Information supplied: Begin
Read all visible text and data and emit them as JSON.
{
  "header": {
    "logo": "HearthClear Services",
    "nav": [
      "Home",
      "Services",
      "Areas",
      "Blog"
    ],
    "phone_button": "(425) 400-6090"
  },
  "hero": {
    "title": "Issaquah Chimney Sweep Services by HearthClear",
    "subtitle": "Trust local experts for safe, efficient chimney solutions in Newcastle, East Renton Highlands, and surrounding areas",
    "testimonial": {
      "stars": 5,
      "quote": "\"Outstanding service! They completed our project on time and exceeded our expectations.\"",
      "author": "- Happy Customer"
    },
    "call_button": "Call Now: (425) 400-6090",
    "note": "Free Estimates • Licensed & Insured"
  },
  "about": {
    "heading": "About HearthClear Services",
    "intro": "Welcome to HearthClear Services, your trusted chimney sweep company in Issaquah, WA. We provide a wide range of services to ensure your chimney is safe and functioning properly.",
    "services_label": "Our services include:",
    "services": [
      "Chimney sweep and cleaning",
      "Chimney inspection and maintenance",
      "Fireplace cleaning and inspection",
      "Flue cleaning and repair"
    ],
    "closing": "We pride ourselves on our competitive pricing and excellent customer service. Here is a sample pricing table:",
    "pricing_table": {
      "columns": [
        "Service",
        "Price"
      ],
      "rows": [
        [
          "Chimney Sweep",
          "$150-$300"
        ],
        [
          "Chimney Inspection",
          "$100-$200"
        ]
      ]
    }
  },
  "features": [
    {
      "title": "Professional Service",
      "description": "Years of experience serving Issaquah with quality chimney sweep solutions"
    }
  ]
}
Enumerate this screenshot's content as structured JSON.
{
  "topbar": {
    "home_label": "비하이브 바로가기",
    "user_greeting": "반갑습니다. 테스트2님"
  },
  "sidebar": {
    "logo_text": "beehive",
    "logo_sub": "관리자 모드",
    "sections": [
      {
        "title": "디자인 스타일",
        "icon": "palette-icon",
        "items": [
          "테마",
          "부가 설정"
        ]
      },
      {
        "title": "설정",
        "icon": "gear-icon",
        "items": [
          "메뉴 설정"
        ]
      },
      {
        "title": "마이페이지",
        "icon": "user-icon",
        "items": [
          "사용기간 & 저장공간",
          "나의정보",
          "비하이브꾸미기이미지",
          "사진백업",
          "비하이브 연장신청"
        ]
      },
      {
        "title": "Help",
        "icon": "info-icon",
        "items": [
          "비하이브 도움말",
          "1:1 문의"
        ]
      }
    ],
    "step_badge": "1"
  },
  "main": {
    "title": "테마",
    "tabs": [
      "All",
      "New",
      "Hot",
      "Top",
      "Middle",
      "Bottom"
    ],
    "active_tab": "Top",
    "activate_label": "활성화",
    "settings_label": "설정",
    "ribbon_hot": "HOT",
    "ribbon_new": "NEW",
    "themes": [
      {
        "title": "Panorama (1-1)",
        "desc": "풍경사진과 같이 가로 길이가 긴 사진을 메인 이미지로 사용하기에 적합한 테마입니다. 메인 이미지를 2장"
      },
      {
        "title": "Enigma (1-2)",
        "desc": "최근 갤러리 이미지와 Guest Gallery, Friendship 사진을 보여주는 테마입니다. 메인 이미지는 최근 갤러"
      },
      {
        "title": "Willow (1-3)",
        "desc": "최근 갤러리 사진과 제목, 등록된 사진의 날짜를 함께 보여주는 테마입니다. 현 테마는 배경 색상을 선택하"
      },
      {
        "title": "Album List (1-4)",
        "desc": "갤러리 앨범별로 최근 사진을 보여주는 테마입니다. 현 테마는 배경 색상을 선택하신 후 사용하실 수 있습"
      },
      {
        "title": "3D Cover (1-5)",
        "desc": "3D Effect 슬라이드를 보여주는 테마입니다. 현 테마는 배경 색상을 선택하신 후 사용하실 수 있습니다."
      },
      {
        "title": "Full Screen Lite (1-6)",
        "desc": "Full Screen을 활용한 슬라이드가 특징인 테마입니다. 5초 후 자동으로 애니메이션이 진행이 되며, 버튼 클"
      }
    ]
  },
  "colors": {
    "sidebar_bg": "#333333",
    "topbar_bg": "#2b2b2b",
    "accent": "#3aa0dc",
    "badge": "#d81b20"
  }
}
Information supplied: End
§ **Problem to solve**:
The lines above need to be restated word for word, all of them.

§ **Exercise solution**:
Read all visible text and data and emit them as JSON.
{
  "header": {
    "logo": "HearthClear Services",
    "nav": [
      "Home",
      "Services",
      "Areas",
      "Blog"
    ],
    "phone_button": "(425) 400-6090"
  },
  "hero": {
    "title": "Issaquah Chimney Sweep Services by HearthClear",
    "subtitle": "Trust local experts for safe, efficient chimney solutions in Newcastle, East Renton Highlands, and surrounding areas",
    "testimonial": {
      "stars": 5,
      "quote": "\"Outstanding service! They completed our project on time and exceeded our expectations.\"",
      "author": "- Happy Customer"
    },
    "call_button": "Call Now: (425) 400-6090",
    "note": "Free Estimates • Licensed & Insured"
  },
  "about": {
    "heading": "About HearthClear Services",
    "intro": "Welcome to HearthClear Services, your trusted chimney sweep company in Issaquah, WA. We provide a wide range of services to ensure your chimney is safe and functioning properly.",
    "services_label": "Our services include:",
    "services": [
      "Chimney sweep and cleaning",
      "Chimney inspection and maintenance",
      "Fireplace cleaning and inspection",
      "Flue cleaning and repair"
    ],
    "closing": "We pride ourselves on our competitive pricing and excellent customer service. Here is a sample pricing table:",
    "pricing_table": {
      "columns": [
        "Service",
        "Price"
      ],
      "rows": [
        [
          "Chimney Sweep",
          "$150-$300"
        ],
        [
          "Chimney Inspection",
          "$100-$200"
        ]
      ]
    }
  },
  "features": [
    {
      "title": "Professional Service",
      "description": "Years of experience serving Issaquah with quality chimney sweep solutions"
    }
  ]
}
Enumerate this screenshot's content as structured JSON.
{
  "topbar": {
    "home_label": "비하이브 바로가기",
    "user_greeting": "반갑습니다. 테스트2님"
  },
  "sidebar": {
    "logo_text": "beehive",
    "logo_sub": "관리자 모드",
    "sections": [
      {
        "title": "디자인 스타일",
        "icon": "palette-icon",
        "items": [
          "테마",
          "부가 설정"
        ]
      },
      {
        "title": "설정",
        "icon": "gear-icon",
        "items": [
          "메뉴 설정"
        ]
      },
      {
        "title": "마이페이지",
        "icon": "user-icon",
        "items": [
          "사용기간 & 저장공간",
          "나의정보",
          "비하이브꾸미기이미지",
          "사진백업",
          "비하이브 연장신청"
        ]
      },
      {
        "title": "Help",
        "icon": "info-icon",
        "items": [
          "비하이브 도움말",
          "1:1 문의"
        ]
      }
    ],
    "step_badge": "1"
  },
  "main": {
    "title": "테마",
    "tabs": [
      "All",
      "New",
      "Hot",
      "Top",
      "Middle",
      "Bottom"
    ],
    "active_tab": "Top",
    "activate_label": "활성화",
    "settings_label": "설정",
    "ribbon_hot": "HOT",
    "ribbon_new": "NEW",
    "themes": [
      {
        "title": "Panorama (1-1)",
        "desc": "풍경사진과 같이 가로 길이가 긴 사진을 메인 이미지로 사용하기에 적합한 테마입니다. 메인 이미지를 2장"
      },
      {
        "title": "Enigma (1-2)",
        "desc": "최근 갤러리 이미지와 Guest Gallery, Friendship 사진을 보여주는 테마입니다. 메인 이미지는 최근 갤러"
      },
      {
        "title": "Willow (1-3)",
        "desc": "최근 갤러리 사진과 제목, 등록된 사진의 날짜를 함께 보여주는 테마입니다. 현 테마는 배경 색상을 선택하"
      },
      {
        "title": "Album List (1-4)",
        "desc": "갤러리 앨범별로 최근 사진을 보여주는 테마입니다. 현 테마는 배경 색상을 선택하신 후 사용하실 수 있습"
      },
      {
        "title": "3D Cover (1-5)",
        "desc": "3D Effect 슬라이드를 보여주는 테마입니다. 현 테마는 배경 색상을 선택하신 후 사용하실 수 있습니다."
      },
      {
        "title": "Full Screen Lite (1-6)",
        "desc": "Full Screen을 활용한 슬라이드가 특징인 테마입니다. 5초 후 자동으로 애니메이션이 진행이 되며, 버튼 클"
      }
    ]
  },
  "colors": {
    "sidebar_bg": "#333333",
    "topbar_bg": "#2b2b2b",
    "accent": "#3aa0dc",
    "badge": "#d81b20"
  }
}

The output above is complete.